Today I've continued my reading of Virginia Woolf's diaries. She was an incredibly force of frailty and eloquence. To read through a diary filled with so many anxious thoughts, a self effacing approach laying your every word open for posterity, I realize how little bravery there is in filling sketchbook after sketchbook with metaphorical imagery. The metaphors of the artist are nearly never taken for what they actually mean. The reader is even more puzzled by images than by words in this way. Some symbols seem to ring true across the board, but others it is obvious do not. I find this must be the case with the number of people who ask me if I use symbolism in my work and then immediately follow up with "What does this [or that] symbolize?"
I was most taken with a particular line from Woolf's diary today though. And I feel that this line pretty much sums up my career as an artist and creative person trying to pave a way in the arts.
"And with it all how happy I am - if it weren't for my feeling that it's a strip of pavement over an abyss."
I have felt that abyss. I am not sure that it is obvious. Perhaps we all feel that abyss, but I am aware of it every day. I keep working to attempt to stay ahead of it, to avoid plummeting. This weekend a friend of mine and I had a conversation about how one is to put their boat on course. I immediately thought of Nicely Nicely in Guys and Dolls, with his song "Rocking the Boat." I suggested that artists, who see the world slightly differently, are actually the character that is standing in the boat. Perhaps they need to stand as well. Perhaps that is the way that makes the most sense for them.

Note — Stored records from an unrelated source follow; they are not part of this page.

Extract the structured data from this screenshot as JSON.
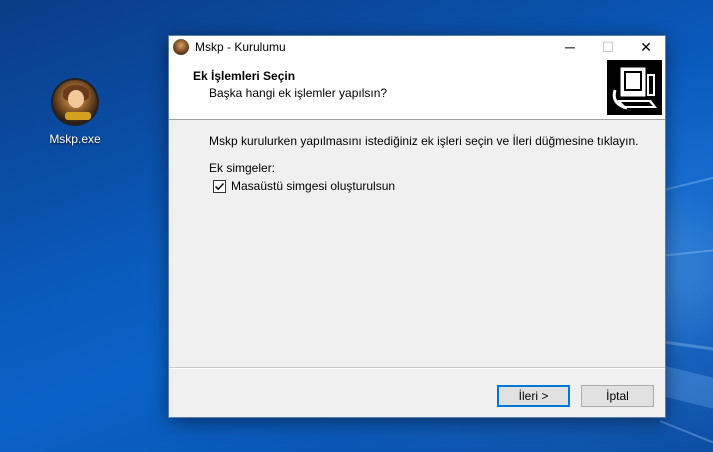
{
  "desktop": {
    "icons": [
      {
        "label": "Mskp.exe",
        "icon": "game-character-icon"
      }
    ]
  },
  "window": {
    "title": "Mskp - Kurulumu",
    "controls": {
      "minimize": "─",
      "maximize": "☐",
      "close": "✕"
    },
    "header": {
      "title": "Ek İşlemleri Seçin",
      "subtitle": "Başka hangi ek işlemler yapılsın?",
      "image": "installer-computer-icon"
    },
    "content": {
      "description": "Mskp kurulurken yapılmasını istediğiniz ek işleri seçin ve İleri düğmesine tıklayın.",
      "group_label": "Ek simgeler:",
      "checkboxes": [
        {
          "label": "Masaüstü simgesi oluşturulsun",
          "checked": true
        }
      ]
    },
    "buttons": {
      "next": "İleri >",
      "cancel": "İptal"
    }
  },
  "colors": {
    "accent": "#0078d7",
    "dialog_bg": "#f0f0f0",
    "desktop_bg": "#0a5bbd"
  }
}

After my reading I set to work on a couple new pieces, one of which was painted over my demo from Acrylics class this past Saturday and the other which I started to draw out during a phone conversation with my niece last evening.